Effect of cromolyn sodium and deuterium oxide on anaphylactic histamine release from rat peritoneal mast cells in vitro.J Pharmacol Exp Ther. 1975 Aug; 194(2):457-62.JP
Previous studies had shown that cromolyn sodium would inhibit anaphylactic histamine release from rat peritoneal mast cells in vitro (J. Pharmacol. Exp. Ther. 184: 41, 1973), under conditions where the maximum release was usually less than 30% of the total. In this report, deuterium oxide (D2O) is shown to potentiate anaphylactic histamine release from rat peritoneal mast cells in vitro. The cells were sensitized in vitro with rat reaginic antiovalbumin and challenged in vitro. The histamine was measured fluorometrically. At 37 degrees C the effect of D2O was concentration dependent with a 1.3-fold potentiation at 5% (v/v) and a 3-fold potentiation at 25% D2O (v/v). There was no effect of these levels of D2O on spontaneous histamine release.

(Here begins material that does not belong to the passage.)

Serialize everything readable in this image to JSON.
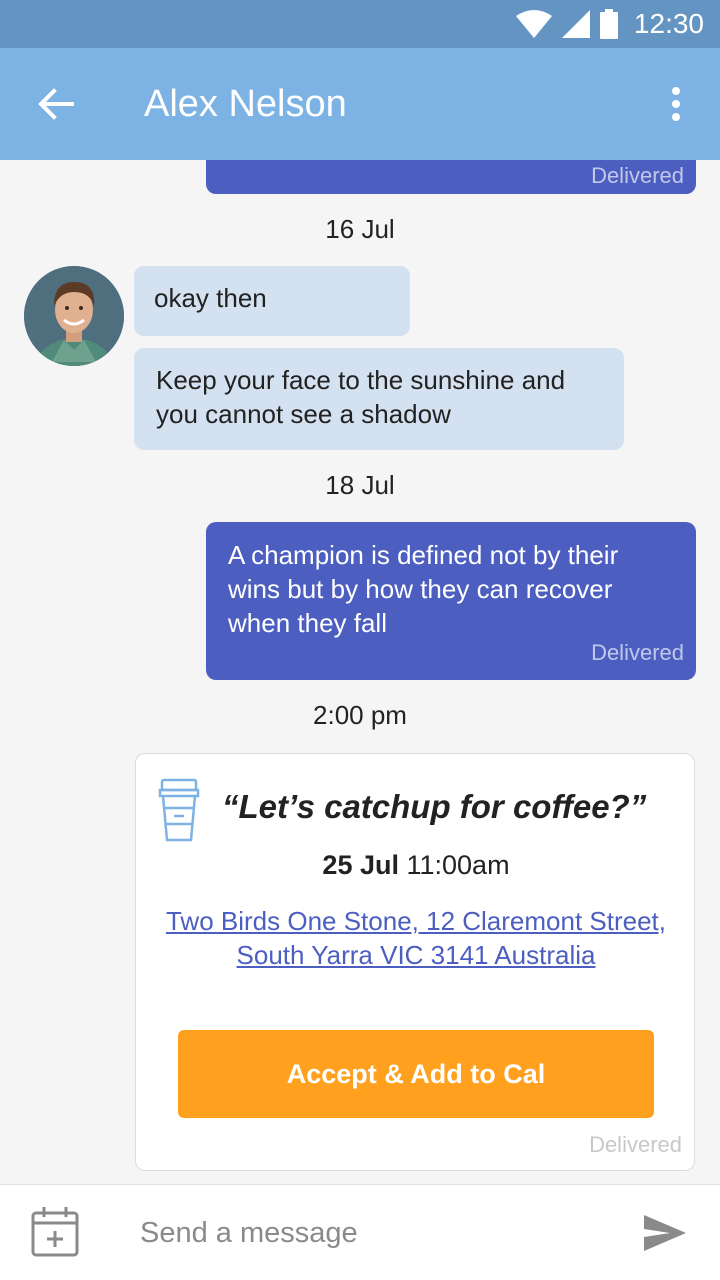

To be able to measure the rate of release, the sensitized cells were challenged with antigen at 25 degrees C in the presence and absence of D2O. Under these conditions, D2O increased both the rate of release and the total amount of release proportionately so that the T1/2 of release was not affected by D2O. The concentration of cromolyn sodium necessary to obtain 50% inhibition of histamine release increased from 6 muM in 0% D2O, to 80 muM in 10% D2O and to greater than 500 muM in 25% D2O. However, the lines showing the relationship between cromolyn sodium concentration and percent histamine released were not shifted in a parallel manner by D2O. This suggests that the interaction between D2O, cromolyn sodium and the histamine-releasing processes of mast cells is not a simple one.